It is ironic that Ms. Jong seems to take "Lolita" for face value, which exposes her lack of imagination - the story of Lolita is as credible as de Sade's writings, and it is their extreme that entertains the mind, however it is a grave mistake to project such fantasies on reality, considering the events described are "normal" - which she tries to do with Lolita. Ms. Jong is completely oblivious to the point that Lolita is poetry noir; and for its parable value, Nabokov said that this book shows how selfishness and cruelty destroy love and life...

Perhaps for someone who had seen Thanatos in such a lively vivacious building as the church of Santa Maria Salute in Venice, it should be easier to see it in Lolita, but alas on this point Erica seems to be confused between Eros and Thanatos and who belongs where. Could it be a general problem of a very competitive person, obsessed with self-protection and survival? Maybe; but maybe this is why she misses one thing that many people, including women, want - love.

One last and good point about this book is that when Erica discusses an "ideal man", she is suddenly very reasonable and wise - "an ideal man is someone you love and who loves you in return" - I would only wish she would employ this argument in judging Princess Diana's life and that of Lolita.

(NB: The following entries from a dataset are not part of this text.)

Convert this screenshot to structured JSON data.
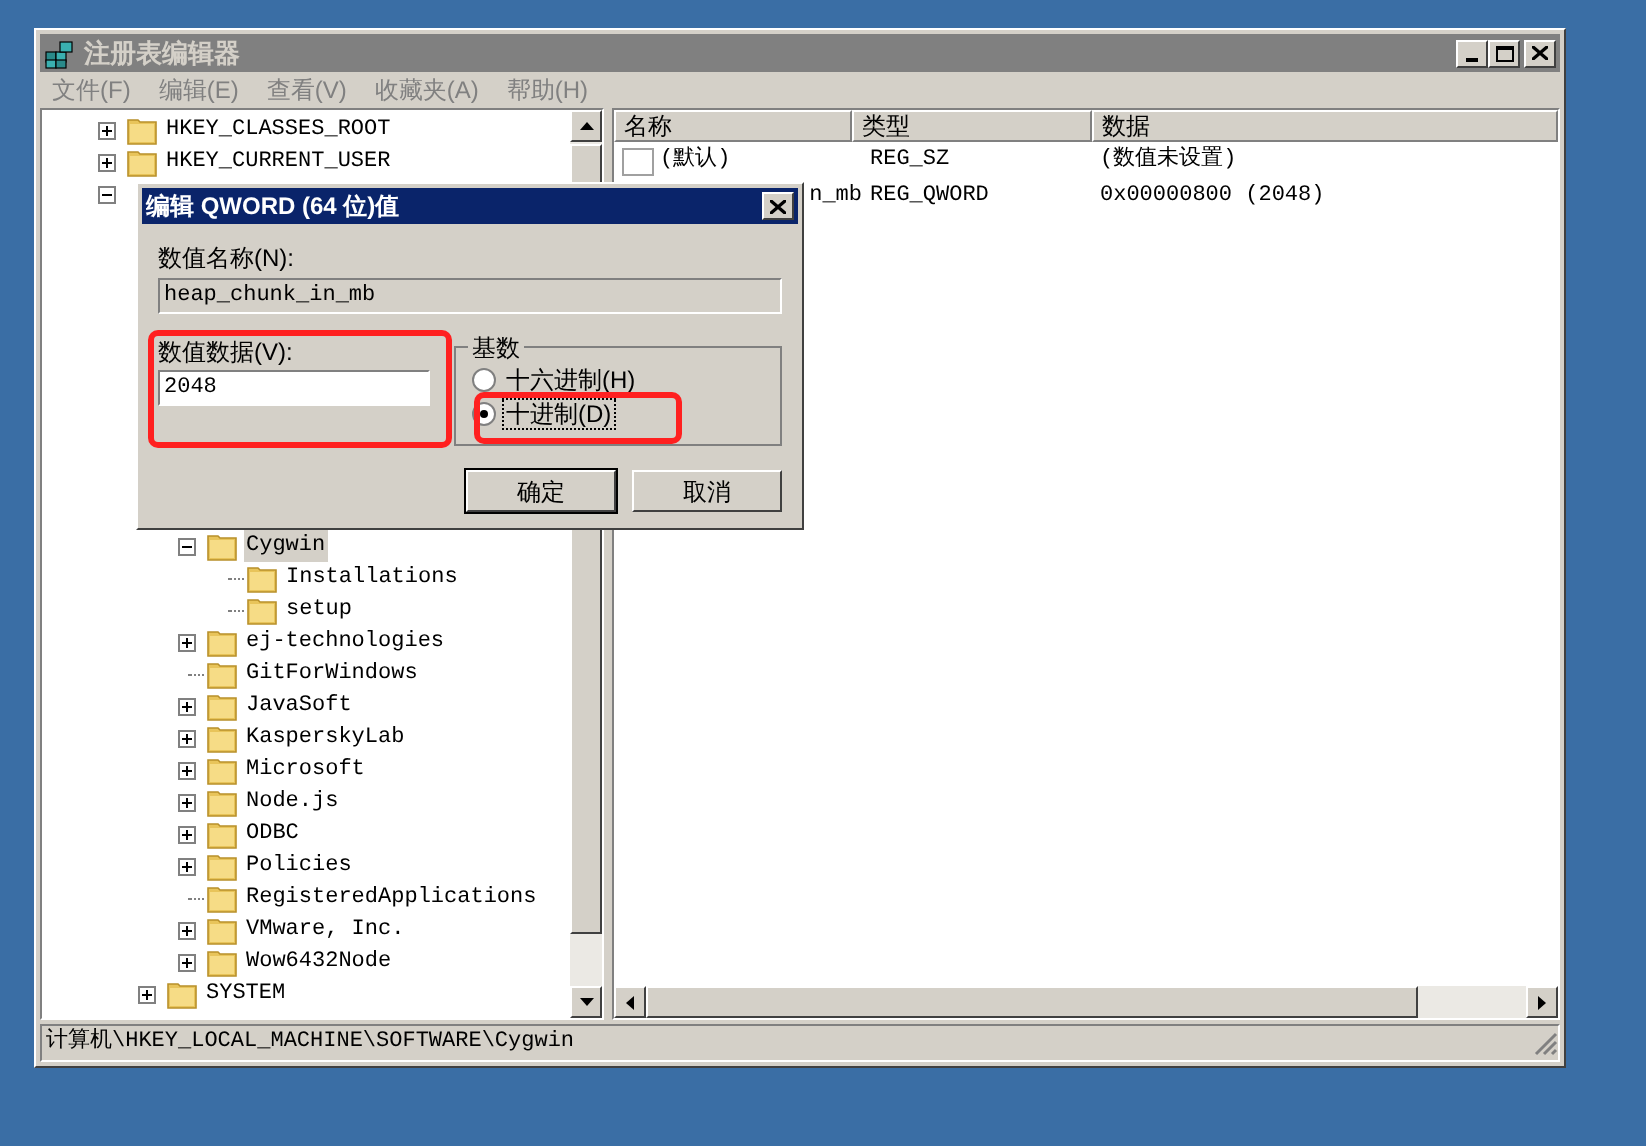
{
  "window": {
    "title": "注册表编辑器",
    "active": false
  },
  "menu": [
    "文件(F)",
    "编辑(E)",
    "查看(V)",
    "收藏夹(A)",
    "帮助(H)"
  ],
  "tree": [
    {
      "label": "HKEY_CLASSES_ROOT",
      "expanded": false
    },
    {
      "label": "HKEY_CURRENT_USER",
      "expanded": false
    },
    {
      "expanded": true,
      "children": [
        {
          "children": [
            {
              "label": "Cygwin",
              "expanded": true,
              "selected": true,
              "children": [
                {
                  "label": "Installations",
                  "selected": false
                },
                {
                  "label": "setup",
                  "selected": false
                }
              ]
            },
            {
              "label": "ej-technologies",
              "expanded": false,
              "selected": false
            },
            {
              "label": "GitForWindows",
              "selected": false
            },
            {
              "label": "JavaSoft",
              "expanded": false,
              "selected": false
            },
            {
              "label": "KasperskyLab",
              "expanded": false,
              "selected": false
            },
            {
              "label": "Microsoft",
              "expanded": false,
              "selected": false
            },
            {
              "label": "Node.js",
              "expanded": false,
              "selected": false
            },
            {
              "label": "ODBC",
              "expanded": false,
              "selected": false
            },
            {
              "label": "Policies",
              "expanded": false,
              "selected": false
            },
            {
              "label": "RegisteredApplications",
              "selected": false
            },
            {
              "label": "VMware, Inc.",
              "expanded": false,
              "selected": false
            },
            {
              "label": "Wow6432Node",
              "expanded": false,
              "selected": false
            }
          ]
        },
        {
          "label": "SYSTEM",
          "expanded": false,
          "selected": false
        }
      ]
    }
  ],
  "list": {
    "columns": [
      "名称",
      "类型",
      "数据"
    ],
    "rows": [
      {
        "kind": "string",
        "name": "(默认)",
        "type": "REG_SZ",
        "data": "(数值未设置)"
      },
      {
        "name": "n_mb",
        "type": "REG_QWORD",
        "data": "0x00000800 (2048)"
      }
    ]
  },
  "status_bar": "计算机\\HKEY_LOCAL_MACHINE\\SOFTWARE\\Cygwin",
  "dialog": {
    "title": "编辑 QWORD (64 位)值",
    "name_label": "数值名称(N):",
    "name_value": "heap_chunk_in_mb",
    "data_label": "数值数据(V):",
    "data_value": "2048",
    "base_label": "基数",
    "radios": [
      {
        "label": "十六进制(H)",
        "selected": false
      },
      {
        "label": "十进制(D)",
        "selected": true
      }
    ],
    "buttons": [
      {
        "label": "确定",
        "default": true
      },
      {
        "label": "取消",
        "default": false
      }
    ]
  }
}
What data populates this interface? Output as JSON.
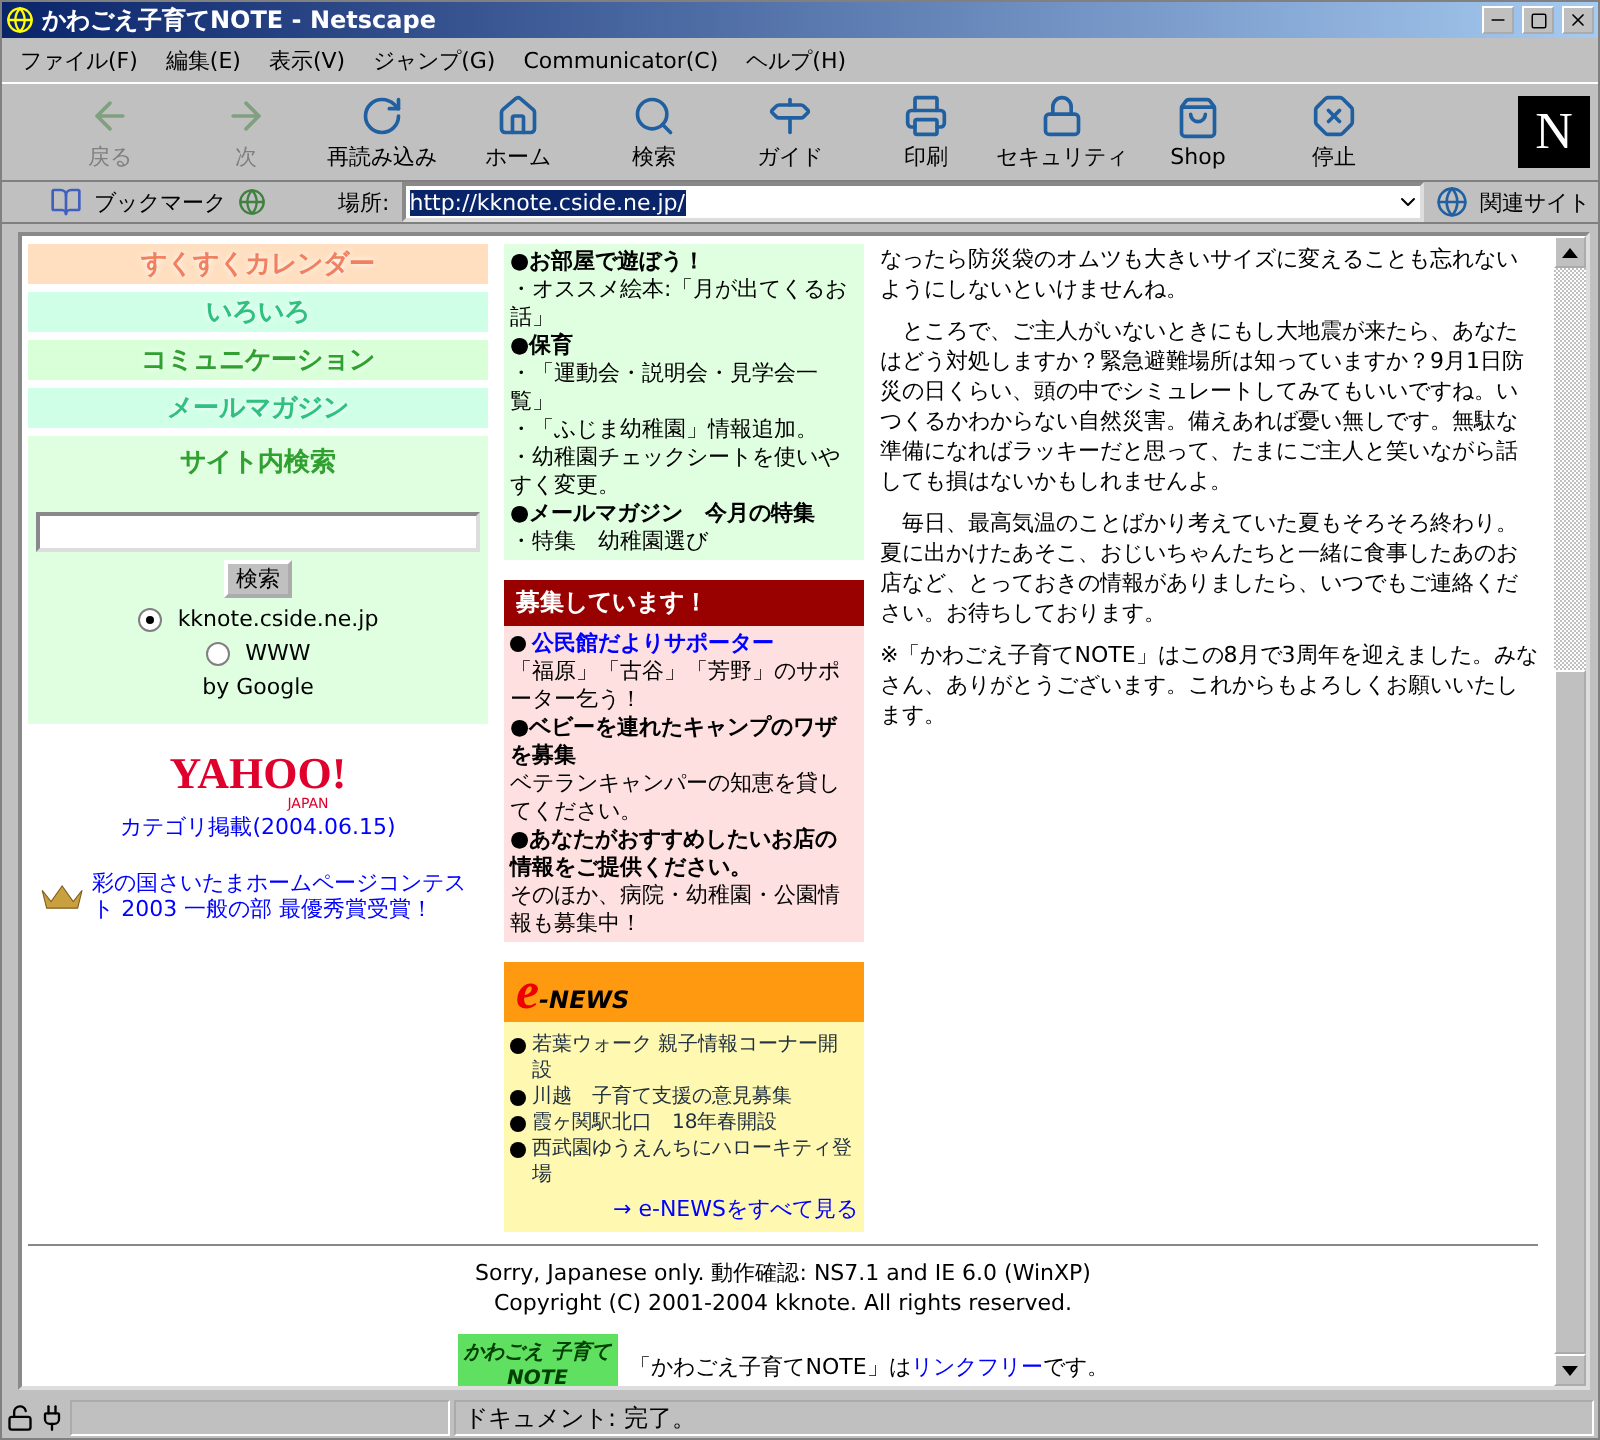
{
  "window": {
    "title": "かわごえ子育てNOTE - Netscape"
  },
  "menu": [
    "ファイル(F)",
    "編集(E)",
    "表示(V)",
    "ジャンプ(G)",
    "Communicator(C)",
    "ヘルプ(H)"
  ],
  "toolbar": [
    {
      "label": "戻る",
      "disabled": true
    },
    {
      "label": "次",
      "disabled": true
    },
    {
      "label": "再読み込み",
      "disabled": false
    },
    {
      "label": "ホーム",
      "disabled": false
    },
    {
      "label": "検索",
      "disabled": false
    },
    {
      "label": "ガイド",
      "disabled": false
    },
    {
      "label": "印刷",
      "disabled": false
    },
    {
      "label": "セキュリティ",
      "disabled": false
    },
    {
      "label": "Shop",
      "disabled": false
    },
    {
      "label": "停止",
      "disabled": false
    }
  ],
  "logo": "N",
  "location": {
    "bookmarks": "ブックマーク",
    "label": "場所:",
    "url": "http://kknote.cside.ne.jp/",
    "related": "関連サイト"
  },
  "nav": [
    {
      "label": "すくすくカレンダー",
      "color": "#ffdfc0"
    },
    {
      "label": "いろいろ",
      "color": "#d0ffe8"
    },
    {
      "label": "コミュニケーション",
      "color": "#d8ffd8"
    },
    {
      "label": "メールマガジン",
      "color": "#d0ffe8"
    }
  ],
  "search": {
    "title": "サイト内検索",
    "button": "検索",
    "options": [
      {
        "label": "kknote.cside.ne.jp",
        "selected": true
      },
      {
        "label": "WWW",
        "selected": false
      }
    ],
    "by": "by Google"
  },
  "yahoo": {
    "logo": "YAHOO!",
    "sub": "JAPAN",
    "link": "カテゴリ掲載(2004.06.15)"
  },
  "award": {
    "link": "彩の国さいたまホームページコンテスト 2003 一般の部 最優秀賞受賞！"
  },
  "updates": [
    {
      "kind": "heading",
      "text": "●お部屋で遊ぼう！"
    },
    {
      "kind": "line",
      "text": "・オススメ絵本:「月が出てくるお話」"
    },
    {
      "kind": "heading",
      "text": "●保育"
    },
    {
      "kind": "line",
      "text": "・「運動会・説明会・見学会一覧」"
    },
    {
      "kind": "line",
      "text": "・「ふじま幼稚園」情報追加。"
    },
    {
      "kind": "line",
      "text": "・幼稚園チェックシートを使いやすく変更。"
    },
    {
      "kind": "heading",
      "text": "●メールマガジン　今月の特集"
    },
    {
      "kind": "line",
      "text": "・特集　幼稚園選び"
    }
  ],
  "recruit": {
    "title": "募集しています！",
    "items": [
      {
        "kind": "link",
        "text": "公民館だよりサポーター"
      },
      {
        "kind": "line",
        "text": "「福原」「古谷」「芳野」のサポーター乞う！"
      },
      {
        "kind": "heading",
        "text": "●ベビーを連れたキャンプのワザを募集"
      },
      {
        "kind": "line",
        "text": "ベテランキャンパーの知恵を貸してください。"
      },
      {
        "kind": "heading",
        "text": "●あなたがおすすめしたいお店の情報をご提供ください。"
      },
      {
        "kind": "line",
        "text": "そのほか、病院・幼稚園・公園情報も募集中！"
      }
    ]
  },
  "enews": {
    "logo_e": "e",
    "logo_rest": "-NEWS",
    "items": [
      "若葉ウォーク 親子情報コーナー開設",
      "川越　子育て支援の意見募集",
      "霞ヶ関駅北口　18年春開設",
      "西武園ゆうえんちにハローキティ登場"
    ],
    "more": "→ e-NEWSをすべて見る"
  },
  "article": [
    "なったら防災袋のオムツも大きいサイズに変えることも忘れないようにしないといけませんね。",
    "　ところで、ご主人がいないときにもし大地震が来たら、あなたはどう対処しますか？緊急避難場所は知っていますか？9月1日防災の日くらい、頭の中でシミュレートしてみてもいいですね。いつくるかわからない自然災害。備えあれば憂い無しです。無駄な準備になればラッキーだと思って、たまにご主人と笑いながら話しても損はないかもしれませんよ。",
    "　毎日、最高気温のことばかり考えていた夏もそろそろ終わり。夏に出かけたあそこ、おじいちゃんたちと一緒に食事したあのお店など、とっておきの情報がありましたら、いつでもご連絡ください。お待ちしております。",
    "※「かわごえ子育てNOTE」はこの8月で3周年を迎えました。みなさん、ありがとうございます。これからもよろしくお願いいたします。"
  ],
  "footer": {
    "lines": [
      "Sorry, Japanese only. 動作確認: NS7.1 and IE 6.0 (WinXP)",
      "Copyright (C) 2001-2004 kknote. All rights reserved."
    ],
    "banner": "かわごえ 子育てNOTE",
    "before": "「かわごえ子育てNOTE」は",
    "link": "リンクフリー",
    "after": "です。"
  },
  "status": "ドキュメント: 完了。"
}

Overall, a shallow book somewhat; surely Erica is not a poet as Nabokov is, and although she seems to know that she is pure prose, she still dares to speak about things that seem to be beyond her imagination and sublime. A disappointment.
Made-with-Love
love her books all over again...
Tiv
The timeless question: What do women want? This question is tackled by Erica Jong in her book entitled by the same inquiry.
This book is more than a long answer it is reflection of spirit and Jong's own journey into discovering her identity.
Jong, using her uncompromising prowess, delves into womanhood: mother, daughter, and herself. She shares her vulnerability and the complexity of the modern woman.
The lore of sex and all its broad implication, sex is much more than a strong member and a moist recipient, it is about touch, feel, and involving the entire mind, spirit, and body. She lays out the recipe for the perfect man or a mixture of men.
In the end What do women want? By Erica Jong is a composition of the inner being of the complexity of the women psyche.